CBS News in Denver recently ran a story about a controversy taking place in a local HOA relating to some residents allegedly complaining about a little girl in the community creating sidewalk art with chalk. Evidently, this seemingly normal childhood activity has created something of a divide in the community.
While it’s up to everyone to decide for themselves whether the chalk art of a child is offensive, the bigger legal question is whether creating a rule prohibiting chalk art in an HOA is a violation of the federal Fair Housing Amendments Act (“FHAA”) or the Colorado Civil Rights Act (“CCRA”).
Offensive? (Photo courtesy of thechive.com)
Both of these laws forbid discrimination based upon “familial status” which in part prohibits rules that single out children under the age of 18 who live in an HOA. Obviously, the creation of a rule that specifically prohibits children from playing on the common areas of an HOA would be a violation of these laws. However, HOAs can generally avoid violations of these statutes by ensuring that their rules apply to everyone in the community – regardless of age.
If your HOA is facing an issue of whether to regulate the activities of children, please consult with your legal counsel before creating and enforcing such a rule. You should ask legal counsel:
- Whether the rule you are contemplating would specifically single out children; and
- Whether a general rule that applies to everyone in the community would still single out children – since the activity you are attempting to regulate is typically only undertaken by children.

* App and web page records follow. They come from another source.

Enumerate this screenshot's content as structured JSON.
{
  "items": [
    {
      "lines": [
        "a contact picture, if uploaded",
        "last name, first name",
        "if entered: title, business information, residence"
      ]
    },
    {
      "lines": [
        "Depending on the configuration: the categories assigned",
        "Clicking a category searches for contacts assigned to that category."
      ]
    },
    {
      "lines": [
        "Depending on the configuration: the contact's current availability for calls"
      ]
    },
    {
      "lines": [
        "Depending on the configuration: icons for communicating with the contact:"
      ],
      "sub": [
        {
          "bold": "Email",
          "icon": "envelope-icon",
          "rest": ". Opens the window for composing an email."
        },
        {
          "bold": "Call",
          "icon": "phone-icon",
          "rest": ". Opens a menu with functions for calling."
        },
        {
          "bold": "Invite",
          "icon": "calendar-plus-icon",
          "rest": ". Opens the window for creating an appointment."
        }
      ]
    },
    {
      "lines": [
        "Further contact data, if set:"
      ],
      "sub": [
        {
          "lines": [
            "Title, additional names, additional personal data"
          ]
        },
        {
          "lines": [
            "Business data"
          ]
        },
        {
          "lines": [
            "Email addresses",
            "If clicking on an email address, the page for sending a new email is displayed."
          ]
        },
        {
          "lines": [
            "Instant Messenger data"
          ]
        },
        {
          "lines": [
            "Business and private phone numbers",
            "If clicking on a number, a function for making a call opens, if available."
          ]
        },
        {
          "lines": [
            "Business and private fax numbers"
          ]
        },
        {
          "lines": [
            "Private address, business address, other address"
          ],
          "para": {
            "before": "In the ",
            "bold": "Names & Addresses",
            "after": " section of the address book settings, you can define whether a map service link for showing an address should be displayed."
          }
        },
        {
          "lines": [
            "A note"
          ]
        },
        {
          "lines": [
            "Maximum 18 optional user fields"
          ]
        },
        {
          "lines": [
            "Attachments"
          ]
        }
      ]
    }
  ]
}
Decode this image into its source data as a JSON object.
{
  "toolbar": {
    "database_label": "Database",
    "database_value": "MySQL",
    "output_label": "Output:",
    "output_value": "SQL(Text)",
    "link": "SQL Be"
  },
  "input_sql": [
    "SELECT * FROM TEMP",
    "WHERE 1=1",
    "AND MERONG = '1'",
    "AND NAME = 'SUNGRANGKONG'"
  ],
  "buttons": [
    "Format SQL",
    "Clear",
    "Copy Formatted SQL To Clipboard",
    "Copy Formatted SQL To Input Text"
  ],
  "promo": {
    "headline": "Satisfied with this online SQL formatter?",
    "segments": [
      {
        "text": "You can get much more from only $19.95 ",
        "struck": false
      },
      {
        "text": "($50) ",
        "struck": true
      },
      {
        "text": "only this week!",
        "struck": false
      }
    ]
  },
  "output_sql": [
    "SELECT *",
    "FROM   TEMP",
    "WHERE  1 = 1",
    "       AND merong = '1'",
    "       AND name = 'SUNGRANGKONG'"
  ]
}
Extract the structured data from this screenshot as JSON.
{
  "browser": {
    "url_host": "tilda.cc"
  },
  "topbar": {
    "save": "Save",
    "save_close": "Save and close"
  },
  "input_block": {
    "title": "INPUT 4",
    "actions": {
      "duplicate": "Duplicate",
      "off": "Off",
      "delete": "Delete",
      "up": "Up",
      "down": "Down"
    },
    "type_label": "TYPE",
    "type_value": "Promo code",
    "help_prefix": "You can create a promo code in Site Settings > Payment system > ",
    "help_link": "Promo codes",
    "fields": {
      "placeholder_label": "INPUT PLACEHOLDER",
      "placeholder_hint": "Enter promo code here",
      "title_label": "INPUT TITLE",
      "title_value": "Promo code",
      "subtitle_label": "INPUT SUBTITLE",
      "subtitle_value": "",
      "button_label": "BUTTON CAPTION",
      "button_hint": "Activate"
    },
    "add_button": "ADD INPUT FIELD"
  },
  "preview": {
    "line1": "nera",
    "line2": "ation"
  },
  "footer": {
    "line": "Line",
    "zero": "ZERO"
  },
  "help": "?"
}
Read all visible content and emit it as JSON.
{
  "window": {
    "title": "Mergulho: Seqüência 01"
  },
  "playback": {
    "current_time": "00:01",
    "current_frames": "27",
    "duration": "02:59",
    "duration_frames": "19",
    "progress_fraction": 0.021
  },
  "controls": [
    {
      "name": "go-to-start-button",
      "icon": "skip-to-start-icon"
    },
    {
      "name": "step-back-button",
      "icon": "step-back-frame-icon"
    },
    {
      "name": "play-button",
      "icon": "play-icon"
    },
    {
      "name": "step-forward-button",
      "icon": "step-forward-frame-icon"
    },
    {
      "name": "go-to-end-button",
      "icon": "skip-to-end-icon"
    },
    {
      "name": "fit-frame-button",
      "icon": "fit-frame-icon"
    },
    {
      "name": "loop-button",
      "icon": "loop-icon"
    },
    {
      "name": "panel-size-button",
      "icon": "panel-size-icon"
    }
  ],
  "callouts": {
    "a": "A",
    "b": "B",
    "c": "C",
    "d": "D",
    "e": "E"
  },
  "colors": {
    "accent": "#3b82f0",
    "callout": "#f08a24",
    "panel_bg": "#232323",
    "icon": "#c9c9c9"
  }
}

Always remember when dealing with potential issues of discrimination that an ounce of prevention is worth a pound of cure!